## WORK ITEM
In the copy, include every entry exactly but none of the pictures.
========================================================================
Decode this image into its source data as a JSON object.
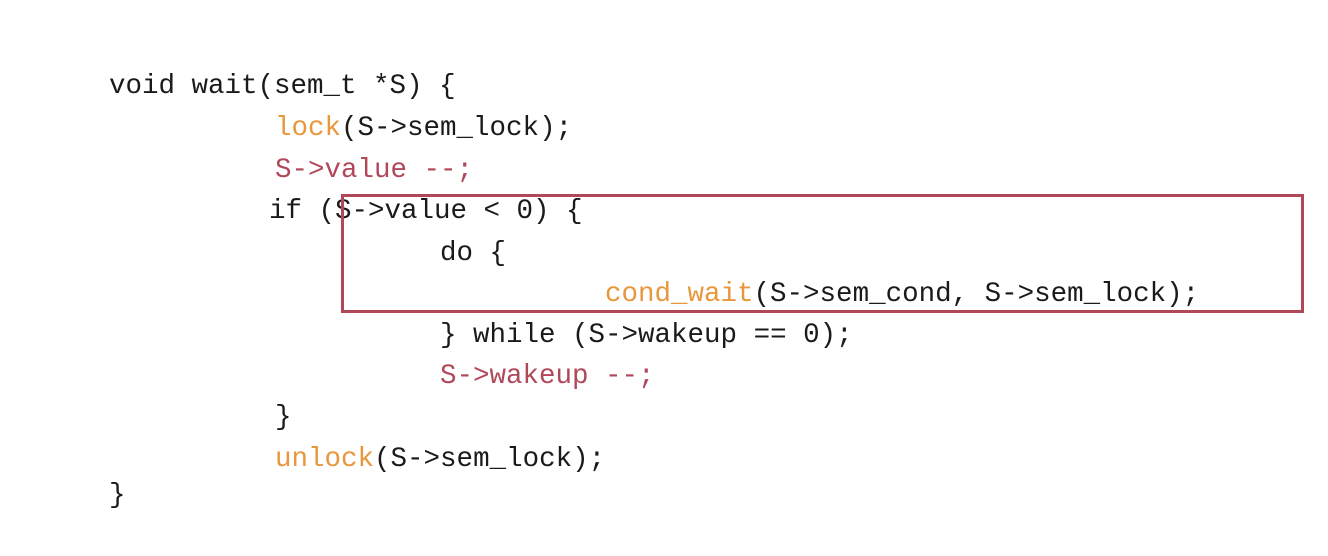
{
  "code": {
    "line1": {
      "text": "void wait(sem_t *S) {"
    },
    "line2": {
      "func": "lock",
      "rest": "(S->sem_lock);"
    },
    "line3": {
      "text": "S->value --;"
    },
    "line4": {
      "text": "if (S->value < 0) {"
    },
    "line5": {
      "text": "do {"
    },
    "line6": {
      "func": "cond_wait",
      "rest": "(S->sem_cond, S->sem_lock);"
    },
    "line7": {
      "text": "} while (S->wakeup == 0);"
    },
    "line8": {
      "text": "S->wakeup --;"
    },
    "line9": {
      "text": "}"
    },
    "line10": {
      "func": "unlock",
      "rest": "(S->sem_lock);"
    },
    "line11": {
      "text": "}"
    }
  },
  "colors": {
    "function_call": "#e8973c",
    "decrement_statement": "#b0485a",
    "highlight_border": "#b0485a",
    "default_text": "#1a1a1a"
  }
}
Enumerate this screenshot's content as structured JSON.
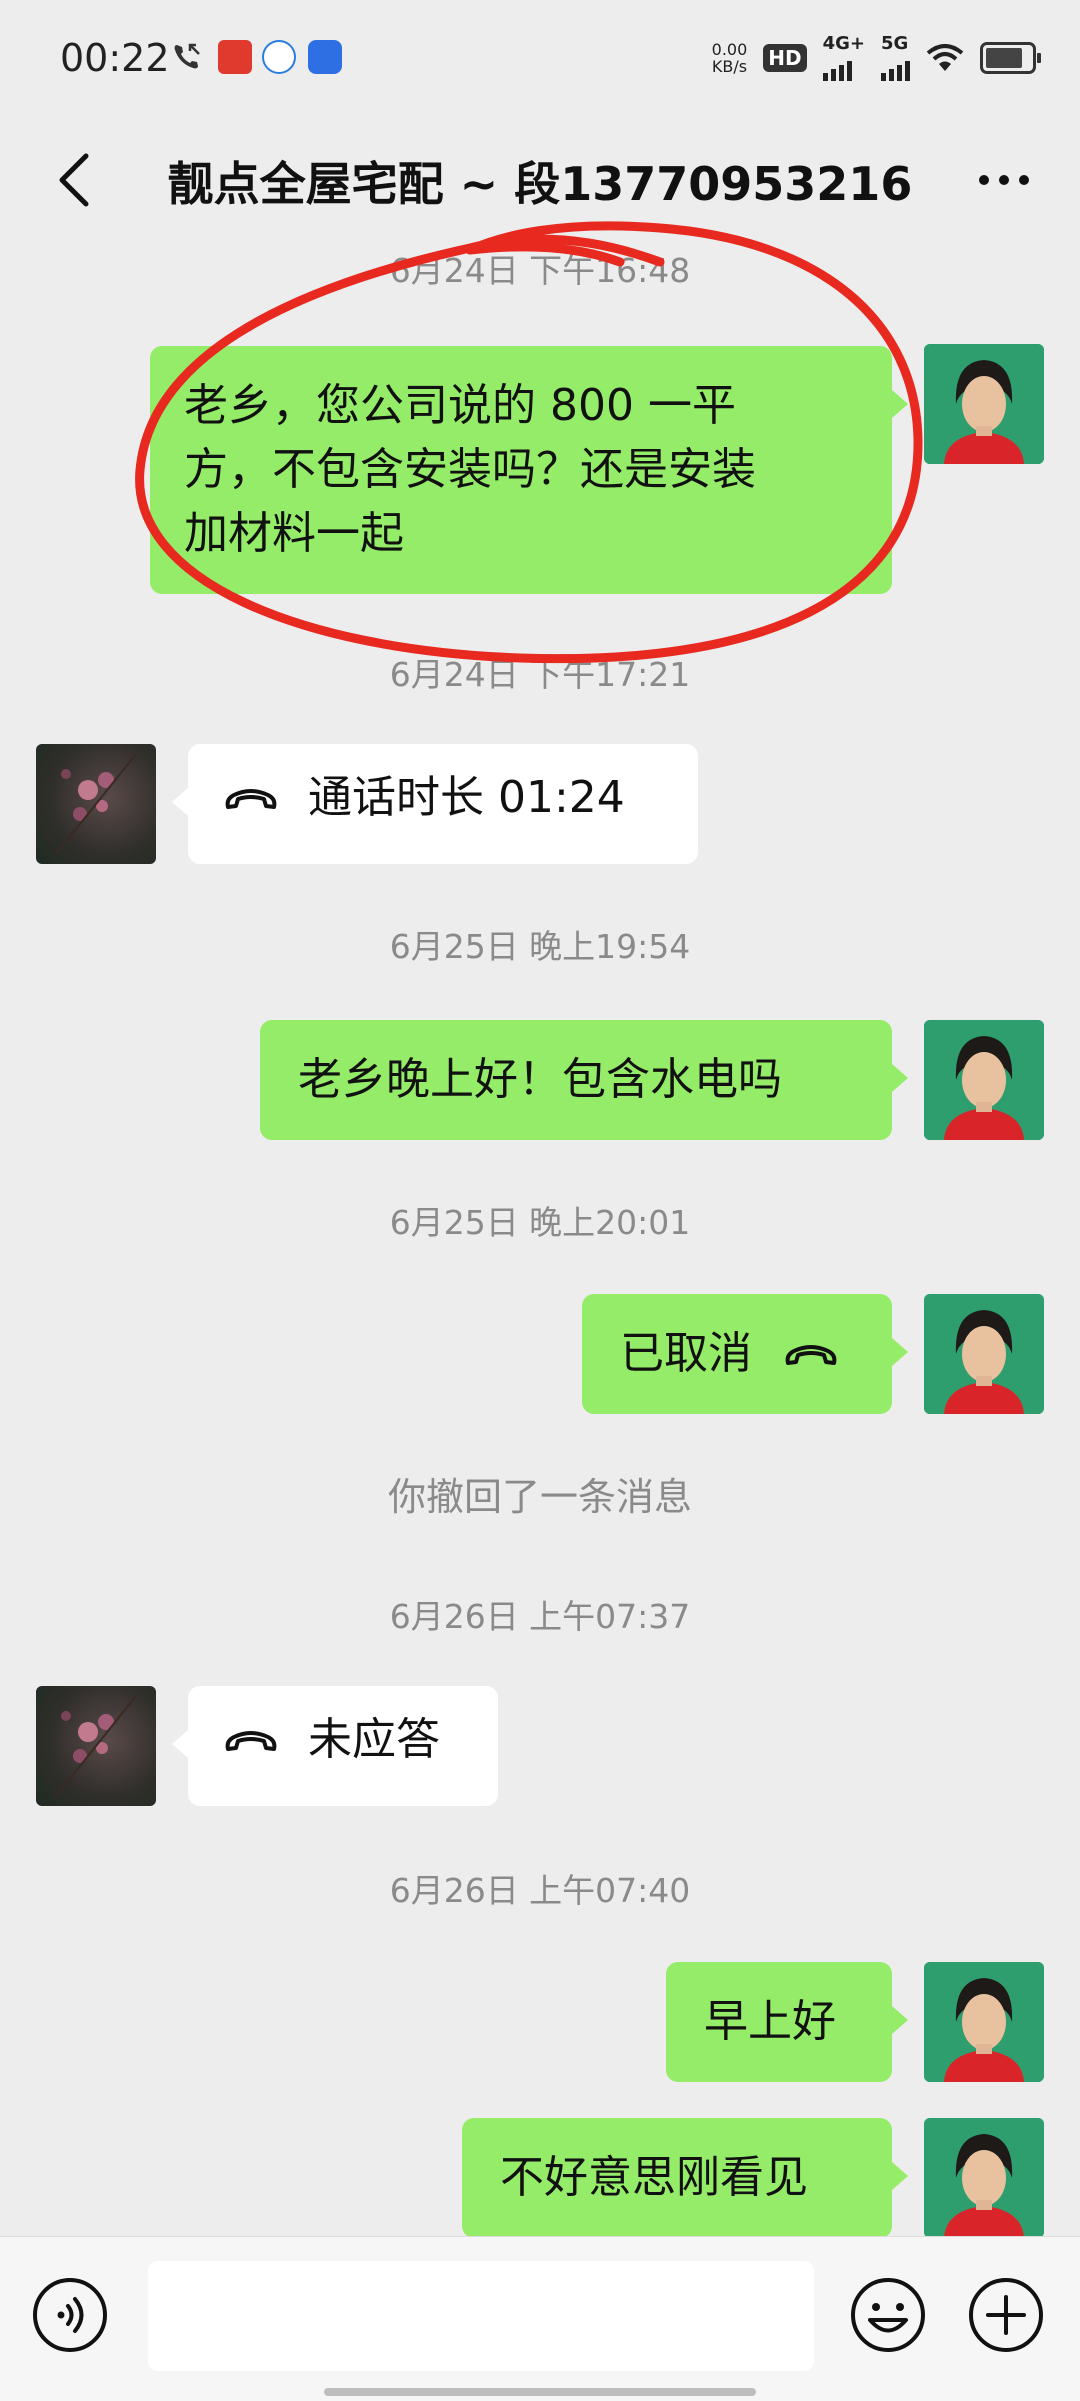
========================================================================
## EXPECTED ANSWER
Decode this image into its source data as a JSON object.
{
  "code": {
    "line1": {
      "text": "void wait(sem_t *S) {"
    },
    "line2": {
      "func": "lock",
      "rest": "(S->sem_lock);"
    },
    "line3": {
      "text": "S->value --;"
    },
    "line4": {
      "text": "if (S->value < 0) {"
    },
    "line5": {
      "text": "do {"
    },
    "line6": {
      "func": "cond_wait",
      "rest": "(S->sem_cond, S->sem_lock);"
    },
    "line7": {
      "text": "} while (S->wakeup == 0);"
    },
    "line8": {
      "text": "S->wakeup --;"
    },
    "line9": {
      "text": "}"
    },
    "line10": {
      "func": "unlock",
      "rest": "(S->sem_lock);"
    },
    "line11": {
      "text": "}"
    }
  },
  "colors": {
    "function_call": "#e8973c",
    "decrement_statement": "#b0485a",
    "highlight_border": "#b0485a",
    "default_text": "#1a1a1a"
  }
}
Enumerate this screenshot's content as structured JSON.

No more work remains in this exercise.